Find out how this U of T Cinema Studies grad became a film critic for CBC Radio and an advocate for the representation of Indigenous people.
Movies come and go but the films of Atom Egoyan stay – in the mind. This Canadian director deals with issues contemporary and eternal.
Betty Xie is perfectly comfortable being interviewed in a downtown café. After all, she made her first movie in one.
Bill Buxton at any moment can be quoting Jimmy Hendrix, or Oscar Wilde, and the next moment talking about building birch bark canoes.
Bill Reeves can be immensely proud of the award-winning movies he helped create as a co-founder of Pixar Animation Studios.
Co-hosting a show for teenagers in 1964, Carole Taylor probably didn’t think she would have a career interviewing prime ministers.
“I believe that to be an artist, you need great technique, a great understanding of the past and a vision for the future,” says conjuror and former lawyer David Ben.
From DNA swaps to Sigmund Freud, director David Cronenberg has challenged audiences with his vivid view of the world.
David Shore says it was “idiotic and courageous” at the same time to quit law and move to Los Angeles to start a writing career.
Derek Tsang is one of Hong Kong’s bright young filmmakers but when he was a student at U of T he chose to study sociology.
Edward Choi is a successful musician in Korea but because of his U of T experience, in his heart "I will always be a Torontonian."
In the scales of justice, Edward Greenspan carries some weight. But there’s more to Greenspan than courtroom drama.

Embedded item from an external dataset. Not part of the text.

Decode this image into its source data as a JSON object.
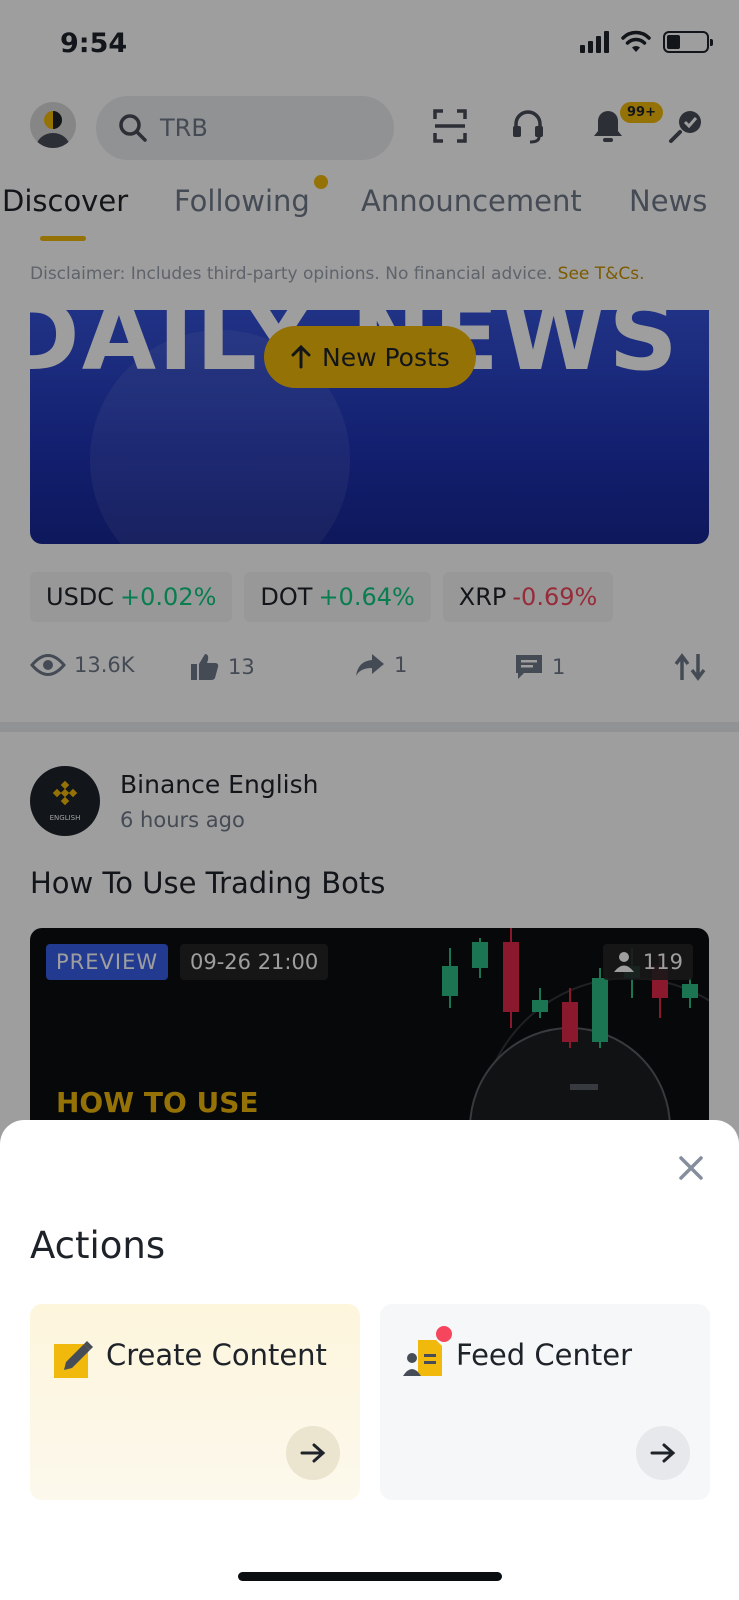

Erika Savage is a former hip-hop dancer. It was good training for the hot-button issues she faces today as an entertainment lawyer.
Give you five? Harley Pasternak will oblige. His 5-Factor Diet and fitness regimen has made him a widely-recognized health authority.

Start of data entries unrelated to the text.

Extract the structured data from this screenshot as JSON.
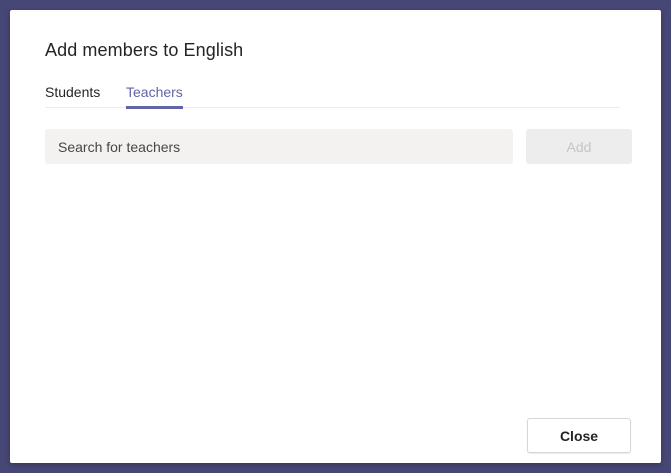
{
  "dialog": {
    "title": "Add members to English"
  },
  "tabs": [
    {
      "label": "Students",
      "selected": false
    },
    {
      "label": "Teachers",
      "selected": true
    }
  ],
  "search": {
    "value": "",
    "placeholder": "Search for teachers"
  },
  "buttons": {
    "add_label": "Add",
    "close_label": "Close"
  },
  "colors": {
    "background": "#464775",
    "accent": "#6264a7",
    "dialog": "#ffffff",
    "input_background": "#f3f2f1"
  }
}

Isabel Bayrakdarian’s plans for an engineering career took a 180° turn when she won the Metropolitan Opera’s National Council Auditions.
Linda Schuyler personifies the “if no one else is doing it, I’ll roll up my sleeves and do it myself” approach to getting things done.
Award-winning correspondent and BBC News presenter Lyse Doucet says the best journalism involves “walking in the margin of history.”